* _PROBLEM STATEMENT_
Your answer is a copy of every line in the records where "JSON" appears.

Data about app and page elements

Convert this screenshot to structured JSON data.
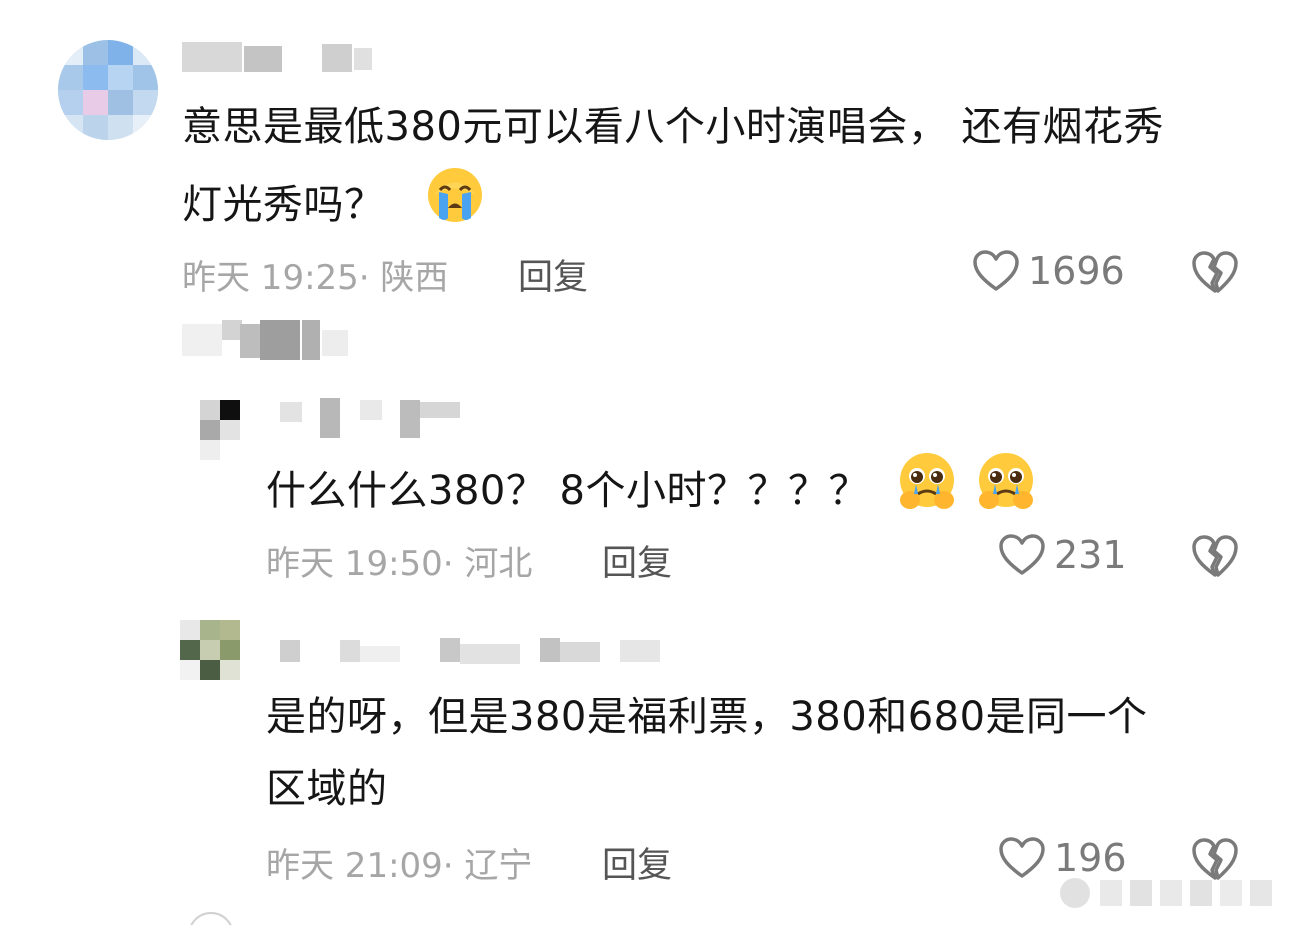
{
  "comments": [
    {
      "text_line1": "意思是最低380元可以看八个小时演唱会， 还有烟花秀",
      "text_line2": "灯光秀吗？",
      "emoji": "loudly-crying-face",
      "time_location": "昨天 19:25· 陕西",
      "reply_label": "回复",
      "likes": "1696"
    },
    {
      "text_line1": "什么什么380？ 8个小时？？？？",
      "emoji": "pleading-face-holding-back-tears",
      "time_location": "昨天 19:50· 河北",
      "reply_label": "回复",
      "likes": "231"
    },
    {
      "text_line1": "是的呀，但是380是福利票，380和680是同一个",
      "text_line2": "区域的",
      "time_location": "昨天 21:09· 辽宁",
      "reply_label": "回复",
      "likes": "196"
    }
  ],
  "icons": {
    "like": "heart-outline-icon",
    "dislike": "broken-heart-icon"
  },
  "colors": {
    "text": "#151515",
    "meta": "#a6a6a6",
    "icon": "#7a7a7a"
  }
}
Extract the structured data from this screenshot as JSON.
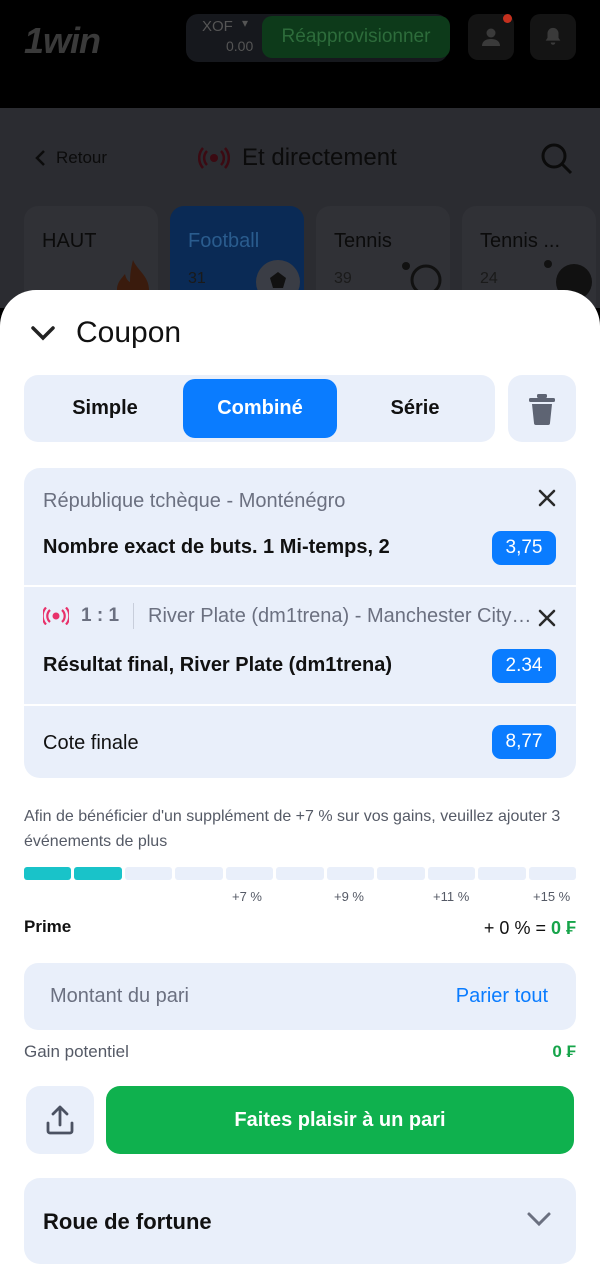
{
  "header": {
    "logo": "1win",
    "currency": "XOF",
    "balance": "0.00",
    "topup_label": "Réapprovisionner"
  },
  "background": {
    "back_label": "Retour",
    "page_title": "Et directement",
    "sports": [
      {
        "label": "HAUT",
        "count": ""
      },
      {
        "label": "Football",
        "count": "31"
      },
      {
        "label": "Tennis",
        "count": "39"
      },
      {
        "label": "Tennis ...",
        "count": "24"
      }
    ]
  },
  "coupon": {
    "title": "Coupon",
    "tabs": [
      "Simple",
      "Combiné",
      "Série"
    ],
    "active_tab": "Combiné",
    "bets": [
      {
        "match": "République tchèque - Monténégro",
        "market": "Nombre exact de buts. 1 Mi-temps, 2",
        "odd": "3,75",
        "live": false
      },
      {
        "live": true,
        "score": "1 : 1",
        "match": "River Plate (dm1trena) - Manchester City (dm1trena)",
        "market": "Résultat final, River Plate (dm1trena)",
        "odd": "2.34"
      }
    ],
    "total_label": "Cote finale",
    "total_odd": "8,77",
    "bonus_info": "Afin de bénéficier d'un supplément de +7 % sur vos gains, veuillez ajouter 3 événements de plus",
    "progress": {
      "segments": 11,
      "filled": 2,
      "labels": [
        "+7 %",
        "+9 %",
        "+11 %",
        "+15 %"
      ]
    },
    "prime_label": "Prime",
    "prime_percent": "+ 0 % = ",
    "prime_amount": "0 ₣",
    "stake_placeholder": "Montant du pari",
    "bet_all_label": "Parier tout",
    "gain_label": "Gain potentiel",
    "gain_value": "0 ₣",
    "place_bet_label": "Faites plaisir à un pari",
    "fortune_label": "Roue de fortune"
  },
  "colors": {
    "accent": "#0a7cff",
    "cta_green": "#0fb14e",
    "progress_fill": "#19c3c9",
    "live_red": "#e8316a"
  }
}
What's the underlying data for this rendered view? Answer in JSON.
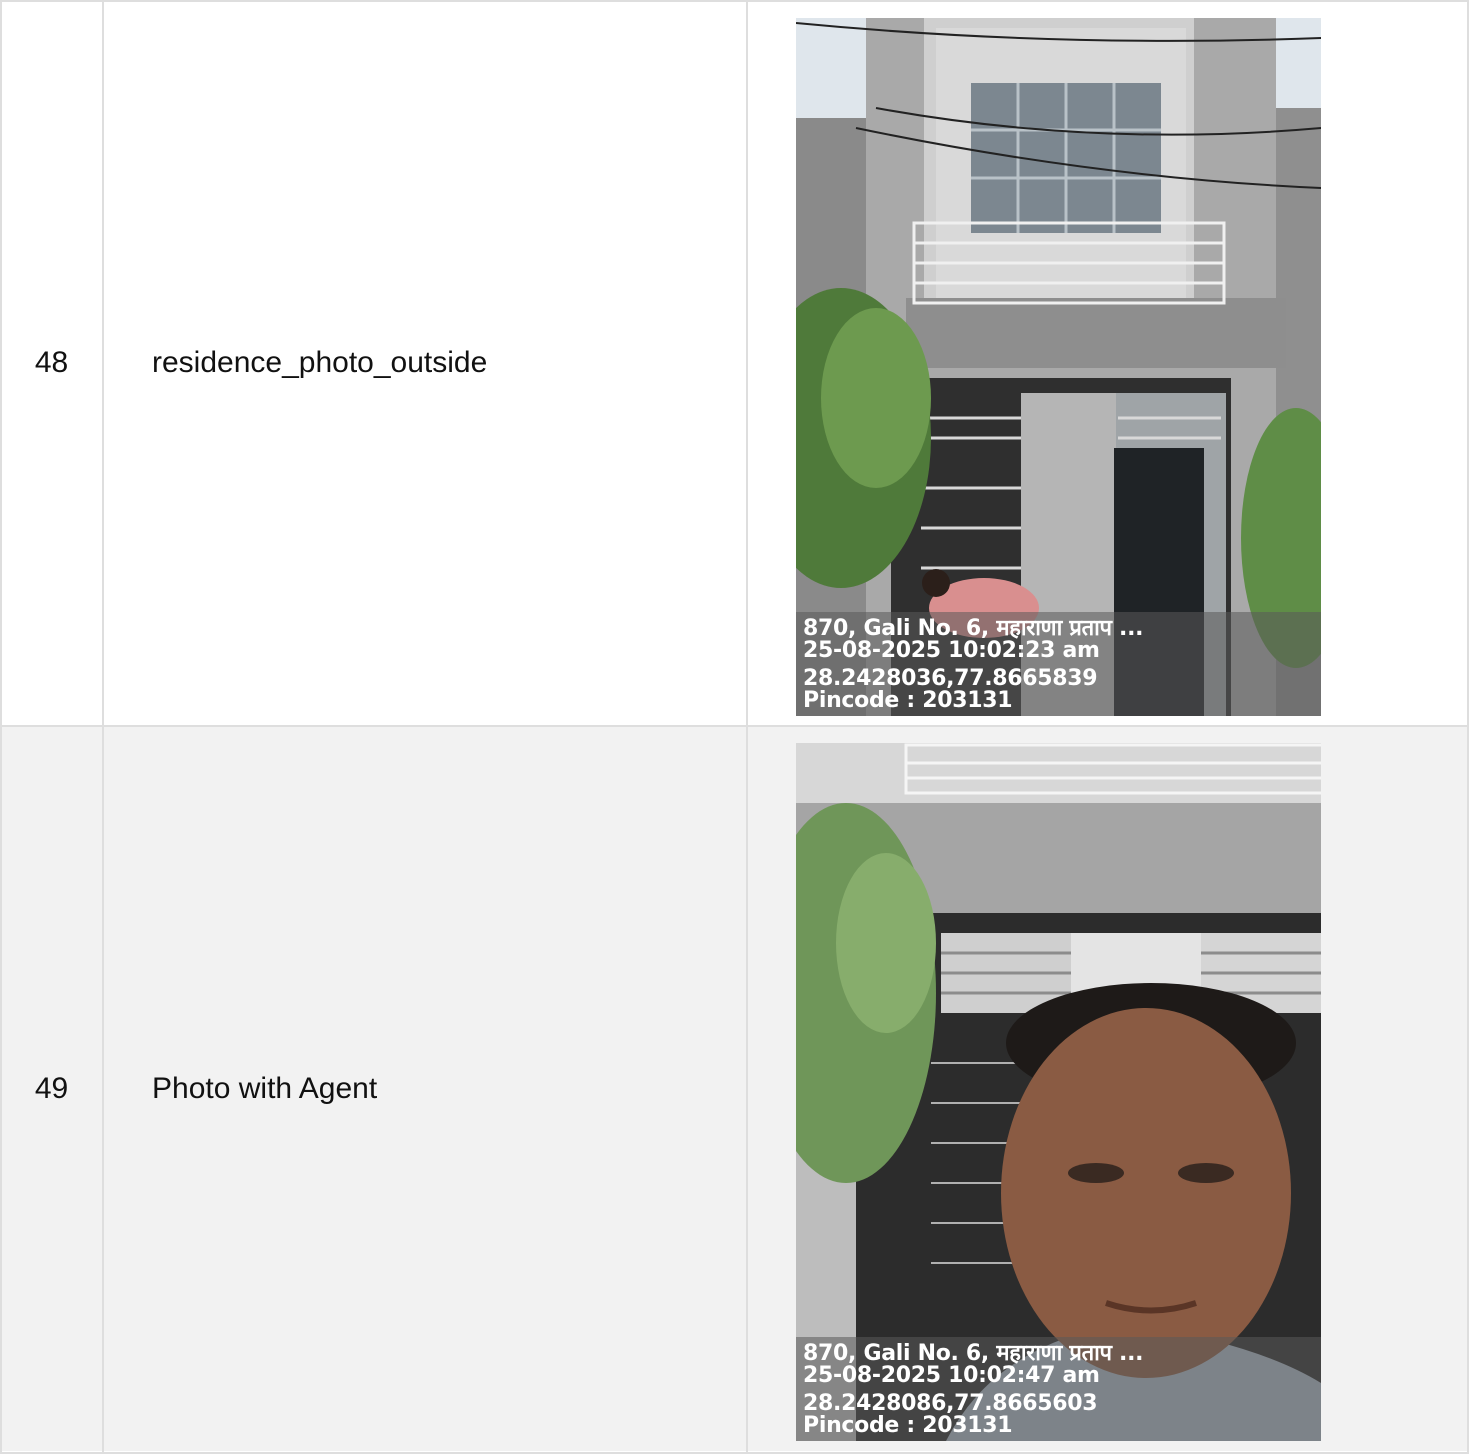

* _ANSWER FOR THIS EXERCISE_
Convert this screenshot to structured JSON data.
Extract the structured data from this screenshot as JSON.
What's the underlying data for this rendered view? Answer in JSON.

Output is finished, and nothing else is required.